> [Instructions for the task] Scan the data beneath this task and copy each line that includes "structured".

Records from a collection
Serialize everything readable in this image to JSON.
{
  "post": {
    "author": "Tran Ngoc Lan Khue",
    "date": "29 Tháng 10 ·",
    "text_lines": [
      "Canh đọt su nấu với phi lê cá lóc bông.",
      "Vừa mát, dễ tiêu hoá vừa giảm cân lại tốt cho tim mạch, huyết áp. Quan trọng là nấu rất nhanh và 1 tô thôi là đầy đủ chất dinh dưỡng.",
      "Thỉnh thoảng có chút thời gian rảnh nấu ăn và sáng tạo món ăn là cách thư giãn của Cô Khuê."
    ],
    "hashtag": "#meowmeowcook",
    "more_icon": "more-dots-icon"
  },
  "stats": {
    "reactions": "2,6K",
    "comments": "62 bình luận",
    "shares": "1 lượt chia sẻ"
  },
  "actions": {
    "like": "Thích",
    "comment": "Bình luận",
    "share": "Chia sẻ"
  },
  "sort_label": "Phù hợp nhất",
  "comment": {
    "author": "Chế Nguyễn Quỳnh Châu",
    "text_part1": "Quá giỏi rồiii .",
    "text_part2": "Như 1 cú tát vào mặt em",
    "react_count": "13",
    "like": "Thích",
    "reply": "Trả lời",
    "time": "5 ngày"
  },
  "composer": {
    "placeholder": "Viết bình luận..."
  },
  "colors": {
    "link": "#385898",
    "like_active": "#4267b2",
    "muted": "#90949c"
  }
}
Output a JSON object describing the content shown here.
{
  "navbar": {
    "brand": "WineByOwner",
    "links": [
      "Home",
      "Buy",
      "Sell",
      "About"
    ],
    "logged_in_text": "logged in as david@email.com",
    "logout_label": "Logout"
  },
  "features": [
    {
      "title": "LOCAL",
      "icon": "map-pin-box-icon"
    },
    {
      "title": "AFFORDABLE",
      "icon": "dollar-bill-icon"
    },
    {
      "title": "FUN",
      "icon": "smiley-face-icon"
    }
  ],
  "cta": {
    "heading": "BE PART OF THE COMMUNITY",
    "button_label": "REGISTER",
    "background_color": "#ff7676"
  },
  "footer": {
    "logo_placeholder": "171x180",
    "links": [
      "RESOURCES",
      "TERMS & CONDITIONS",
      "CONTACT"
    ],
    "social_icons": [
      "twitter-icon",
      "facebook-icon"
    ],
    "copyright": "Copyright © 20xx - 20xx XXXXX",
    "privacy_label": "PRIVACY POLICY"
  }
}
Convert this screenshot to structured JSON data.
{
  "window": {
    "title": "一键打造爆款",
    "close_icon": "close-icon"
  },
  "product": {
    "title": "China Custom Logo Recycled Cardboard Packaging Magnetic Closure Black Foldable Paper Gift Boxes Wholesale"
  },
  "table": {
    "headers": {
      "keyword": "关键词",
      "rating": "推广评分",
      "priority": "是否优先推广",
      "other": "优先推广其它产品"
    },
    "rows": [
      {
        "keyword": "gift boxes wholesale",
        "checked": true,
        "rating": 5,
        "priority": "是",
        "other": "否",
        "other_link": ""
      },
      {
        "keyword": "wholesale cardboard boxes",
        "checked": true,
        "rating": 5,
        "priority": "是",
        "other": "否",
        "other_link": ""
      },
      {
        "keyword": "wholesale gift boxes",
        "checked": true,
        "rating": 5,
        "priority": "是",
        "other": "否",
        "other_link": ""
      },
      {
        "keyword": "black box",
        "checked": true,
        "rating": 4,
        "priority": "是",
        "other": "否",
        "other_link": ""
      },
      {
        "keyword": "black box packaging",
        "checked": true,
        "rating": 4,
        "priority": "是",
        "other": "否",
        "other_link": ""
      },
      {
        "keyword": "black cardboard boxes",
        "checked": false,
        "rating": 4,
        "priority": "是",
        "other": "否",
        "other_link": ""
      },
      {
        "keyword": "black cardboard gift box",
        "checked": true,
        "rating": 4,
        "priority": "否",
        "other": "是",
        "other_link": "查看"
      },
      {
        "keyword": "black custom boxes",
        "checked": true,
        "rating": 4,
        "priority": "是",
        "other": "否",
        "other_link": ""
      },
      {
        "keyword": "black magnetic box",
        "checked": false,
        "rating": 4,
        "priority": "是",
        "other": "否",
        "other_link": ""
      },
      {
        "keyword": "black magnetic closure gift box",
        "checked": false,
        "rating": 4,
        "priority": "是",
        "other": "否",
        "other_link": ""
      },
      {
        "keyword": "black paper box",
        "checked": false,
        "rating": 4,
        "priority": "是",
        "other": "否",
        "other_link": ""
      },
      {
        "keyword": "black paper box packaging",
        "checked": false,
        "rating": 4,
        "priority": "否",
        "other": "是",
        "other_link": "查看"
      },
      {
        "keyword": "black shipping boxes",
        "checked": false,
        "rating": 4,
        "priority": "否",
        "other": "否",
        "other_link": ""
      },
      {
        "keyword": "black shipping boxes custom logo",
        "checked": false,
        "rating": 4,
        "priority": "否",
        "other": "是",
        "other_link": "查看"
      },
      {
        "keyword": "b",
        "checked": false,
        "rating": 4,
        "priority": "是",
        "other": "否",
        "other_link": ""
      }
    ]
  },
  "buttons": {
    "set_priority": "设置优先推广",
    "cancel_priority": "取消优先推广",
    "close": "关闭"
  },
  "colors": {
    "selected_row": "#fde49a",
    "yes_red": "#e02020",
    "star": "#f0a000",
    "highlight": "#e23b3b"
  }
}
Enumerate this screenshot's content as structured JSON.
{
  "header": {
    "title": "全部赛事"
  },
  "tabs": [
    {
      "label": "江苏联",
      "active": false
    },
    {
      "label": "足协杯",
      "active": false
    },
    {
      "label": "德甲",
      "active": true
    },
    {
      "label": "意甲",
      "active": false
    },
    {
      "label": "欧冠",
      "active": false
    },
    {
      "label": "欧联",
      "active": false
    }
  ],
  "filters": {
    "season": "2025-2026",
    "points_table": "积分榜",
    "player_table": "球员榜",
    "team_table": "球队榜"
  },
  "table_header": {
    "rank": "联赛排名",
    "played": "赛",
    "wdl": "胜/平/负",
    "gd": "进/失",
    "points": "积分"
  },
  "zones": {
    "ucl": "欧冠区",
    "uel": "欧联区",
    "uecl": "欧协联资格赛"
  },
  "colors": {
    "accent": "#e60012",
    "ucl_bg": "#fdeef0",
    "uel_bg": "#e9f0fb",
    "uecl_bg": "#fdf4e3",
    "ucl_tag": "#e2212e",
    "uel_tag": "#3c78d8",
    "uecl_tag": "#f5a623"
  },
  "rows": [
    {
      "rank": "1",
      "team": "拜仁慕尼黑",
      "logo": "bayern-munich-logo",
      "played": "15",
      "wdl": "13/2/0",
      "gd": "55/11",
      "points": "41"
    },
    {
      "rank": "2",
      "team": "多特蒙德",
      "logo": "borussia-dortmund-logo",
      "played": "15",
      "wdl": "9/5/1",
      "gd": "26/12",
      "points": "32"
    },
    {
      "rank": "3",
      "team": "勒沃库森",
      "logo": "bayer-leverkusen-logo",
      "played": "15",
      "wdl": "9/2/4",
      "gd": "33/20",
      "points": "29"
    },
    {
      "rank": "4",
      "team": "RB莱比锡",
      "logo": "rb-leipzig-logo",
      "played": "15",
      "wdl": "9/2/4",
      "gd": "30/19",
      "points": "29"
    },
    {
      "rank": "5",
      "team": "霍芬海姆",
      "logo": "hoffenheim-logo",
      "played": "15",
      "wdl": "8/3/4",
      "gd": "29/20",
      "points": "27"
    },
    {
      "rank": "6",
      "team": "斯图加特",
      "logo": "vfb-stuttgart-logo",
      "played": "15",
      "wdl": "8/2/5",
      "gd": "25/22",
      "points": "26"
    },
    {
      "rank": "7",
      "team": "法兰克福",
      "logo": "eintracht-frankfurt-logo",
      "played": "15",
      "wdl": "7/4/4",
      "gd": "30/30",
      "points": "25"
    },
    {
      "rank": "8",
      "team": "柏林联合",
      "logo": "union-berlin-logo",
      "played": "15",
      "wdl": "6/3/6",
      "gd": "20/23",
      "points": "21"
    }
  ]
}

> [Answer for the task]
Convert this screenshot to structured JSON data.
Enumerate this screenshot's content as structured JSON.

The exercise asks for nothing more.